There used to be a big blue book in my parent's room when I was a kid that was filled with the most glorious information a little hypochondriac could ever ask for. It was like the Encyclopedia Brittanica of WebMd. On steroids.
My favorite part of the book, and the part I looked at almost daily, was the symptom checker. You start with a simple symptom, answer yes and no questions while following arrows, depending upon your answers. Ultimately it ends up at a diagnosis. Sweet freedom for a hypo.
There was one particular day(s) that I was concerned about some symptoms I was experiencing and like the smart 9 year old that I was, I took those symptoms to "The Book". After answering the many questions and following a maze of arrows throughout the entire book, my diagnosis became clear.
Sickle Cell Anemia.
I handled it ok but quickly knew I needed support. I took The Book with me for verification and presented my family with the news. What I didn't expect was how they would take it. Tears? Of course, I thought. LAUGHTER? Now how dare they. I was dying a slow painful death and I get LAUGHTER?
After a brief explanation of my "heritage", I find that this particular diagnosis may not quite fit my symptoms and I dive back in to The Book.
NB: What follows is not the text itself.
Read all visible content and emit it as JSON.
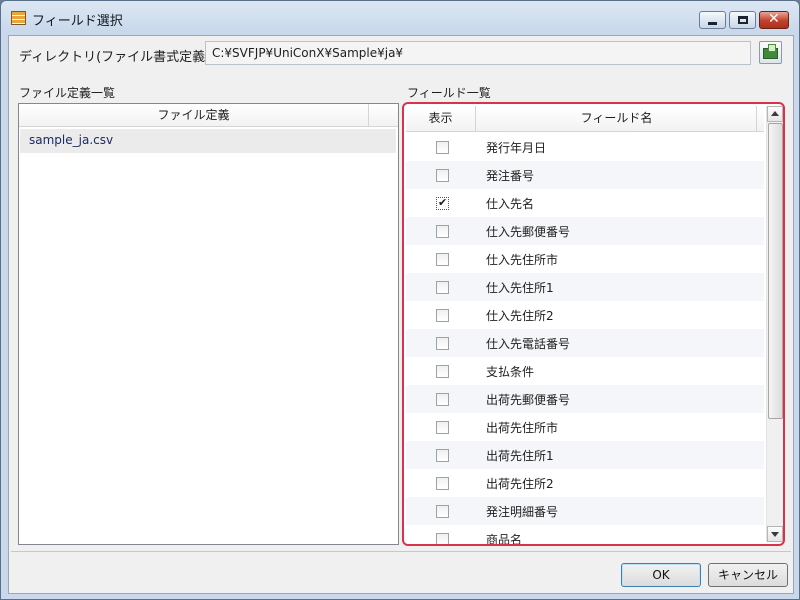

This became a daily affair.
Fast-forward to this week.
I make a bagel pizza for lunch and a few bites into it, I realize someone must have emptied the salt-shaker on it. Saaaaaaaaalllllllltttttyyyyyy. Whew. Couldn't finish it.
Decide to snack on some Sun Chips instead. Well DANG. Which one of my kids got a hold of the salt-shaker and how did they get into the chips stored on top of the fridge?
Then dinner rolls around and I am so very excited that 1) Kara made dinner and 2) it's my all-time fave: manicotti and 3) I'm absolutely starving because I didn't each lunch. First bite in, I look around to see who's figured it out with me. I don't see any other looks. A few more bites in and I'm glancing for the salt-shaker. Seriously, who is playing this mad prank on me? Still, no one else notices the saltiness like I do, so as not to make Kara feel bad, I keep on trucking.
Later when I put 2 and 2 together and realize this may not be normal, I go to Mr.Web. Not quite as good a friend as The Book, but he'll do. And he again pulls through for me. A diagnosis. I presented Carter with the news because I knew I needed support on this one.
I didn't want to die a slow, painful, salty death alone.
So I accepted the truth.
I have an abnormal depletion of body fluids. Did you hear that? Abnormal.
Folks, I'm dehydrated. There, I said it.
Surely it wasn't because the only thing I had drunk for a few days had been coffee and Coke.
The treatment plan is harsh, but I'm willing to do anything to keep myself alive and salt-free. I must drink excessive amounts of water. Grueling and painful, but I'm a fighter and I'll fight this disease with everything that's within me.